Robert C. Embry Jr., a member of the GBC board and president of the Abell Foundation, said local business leaders have been discussing the need for upgrades for years.

“Rash Field has been a subject of great deal of discussion,” he said. “It is a missed opportunity. But the problem is one of money. Nobody at the moment has that kind of money.”

Cost estimates for the waterfront upgrades have not been finalized, but funding will come from public and private sources, said city planning director Thomas J. Stosur. He went on the New York trip along with Kim Clark, executive vice president of the Baltimore Development Corp., and a representative from Mayor Stephanie Rawlings-Blake’s office.

“We’re working with the finance department and the mayor’s office to see what kind of options we have to put in city funding and leverage other state and federal sources of funds,” Stosur said. “Ideally, we’ll get some private sources of funding, whether it be corporate or philanthropic. But we all agreed that we need a compelling vision in order to make a good case.”

For the first phase, the plans call for using the city’s existing seven-mile waterfront brick promenade as a focal point. Stosur said the prototype New York parks helped to refine ideas that include public art installations and range in scale “from cosmetic to potentially bold ideas that could take years to implement and ultimately redefine some of the land-use issues.” Examples include adding a pedestrian bridge to span the Inner Harbor from Harbor Point to Rash Field.

The recently built Pierce’s Park near Little Italy, he said, was an example of a high-quality public space added to the waterfront.

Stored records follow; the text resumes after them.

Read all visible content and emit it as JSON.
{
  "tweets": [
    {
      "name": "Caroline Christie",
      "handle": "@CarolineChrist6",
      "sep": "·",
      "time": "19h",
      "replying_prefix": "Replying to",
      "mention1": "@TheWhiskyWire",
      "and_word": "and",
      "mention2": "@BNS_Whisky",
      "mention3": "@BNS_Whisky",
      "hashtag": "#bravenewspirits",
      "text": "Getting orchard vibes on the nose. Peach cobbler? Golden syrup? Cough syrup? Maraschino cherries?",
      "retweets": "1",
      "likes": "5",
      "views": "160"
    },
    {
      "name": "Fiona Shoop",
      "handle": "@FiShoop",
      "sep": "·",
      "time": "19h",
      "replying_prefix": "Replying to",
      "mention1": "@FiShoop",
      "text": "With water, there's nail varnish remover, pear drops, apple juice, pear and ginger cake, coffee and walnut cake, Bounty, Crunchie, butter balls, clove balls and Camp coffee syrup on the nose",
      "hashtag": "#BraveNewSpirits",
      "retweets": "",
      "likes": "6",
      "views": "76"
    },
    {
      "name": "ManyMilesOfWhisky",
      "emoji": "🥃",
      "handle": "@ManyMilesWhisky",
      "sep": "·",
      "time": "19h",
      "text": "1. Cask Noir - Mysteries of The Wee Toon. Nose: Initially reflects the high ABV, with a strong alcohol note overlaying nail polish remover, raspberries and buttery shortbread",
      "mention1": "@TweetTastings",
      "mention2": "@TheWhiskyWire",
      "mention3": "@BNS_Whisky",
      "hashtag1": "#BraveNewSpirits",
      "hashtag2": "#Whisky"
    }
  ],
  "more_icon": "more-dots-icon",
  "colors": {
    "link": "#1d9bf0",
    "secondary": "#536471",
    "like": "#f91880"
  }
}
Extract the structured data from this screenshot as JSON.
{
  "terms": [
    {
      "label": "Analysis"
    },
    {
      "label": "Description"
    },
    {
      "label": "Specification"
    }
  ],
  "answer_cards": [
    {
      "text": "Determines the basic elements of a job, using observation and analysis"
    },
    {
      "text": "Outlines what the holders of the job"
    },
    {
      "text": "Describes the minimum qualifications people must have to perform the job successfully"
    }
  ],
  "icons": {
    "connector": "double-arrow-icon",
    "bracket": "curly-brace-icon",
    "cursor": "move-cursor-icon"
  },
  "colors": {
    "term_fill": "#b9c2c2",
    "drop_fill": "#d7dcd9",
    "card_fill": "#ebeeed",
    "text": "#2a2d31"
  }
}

“I wouldn’t see us messing with that sort of thing,” he said, of the privately funded park, built in memory of local businessman Pierce John Flanigan III and managed by the Waterfront Partnership. “There’s some basic connectivity we could enhance along … the waterfront to make it an easy experience for someone to get close to the water and enjoy it. We could also cut back on how much walking one has to do.”

Business leaders — including Ashkenazy Acquisition Corp., which owns Harborplace; officials at the Maryland Science Center; General Growth Properties; and the owners of the Ritz Carlton Residences, Under Armour and Harbor East — soon will gather with community representatives to receive the waterfront upgrade recommendations.

Schwartz said the Waterfront Partnership sent out more than 30,000 surveys this year and received 1,000 responses, most of which indicated that changes and upgrades were needed.

While she would not reveal the survey results in full, Schwartz did offer a synopsis.

“The walkability, public promenade, access and views, the diversity of people and attractions and outdoor activities were listed as ‘likes,’ ” she said.

“The dislikes included: the chain stores and restaurants, dirty and smelly water, too touristy, nothing for locals,” Schwartz said. “And asked if people could change one thing, what would it be? ‘Clean up the water, add green space and parks, more locally owned shops and restaurants, improve and update Harborplace, improve the water taxi and add outdoor activities’ were among the responses.”

She said the establishment of a “Harbor Connector” ferry boat to run continuously between the Rusty Scupper restaurant and Harbor East is a possibility because such service would help reduce vehicular traffic on Light and Pratt streets.

GBC President Donald Fry said last week the project’s goals are pressing.

“The Inner Harbor has been Baltimore’s calling card for 30 years,” he said. “It’s certainly been the jewel of the city, but every so often we need to go through shining up that jewel. This is the appropriate time as we see expansion across the waterfront, to fix up [and] enhance the experience for visitors as well as the residents of Baltimore.”

Fry acknowledged that finding money for the upgrades could be challenging in tight economic times. The city is the main stakeholder, he said, because public officials will be responsible for much of the implementation of the plan.

“In all likelihood, we are going to do this in incremental staging,” he said. “I think there could be a variety of funds, state funds, city bond funds, some form of private sector involved in the process. But as always, you need to have some sort of a vision and plan before you can look to make the sell on these types of projects.”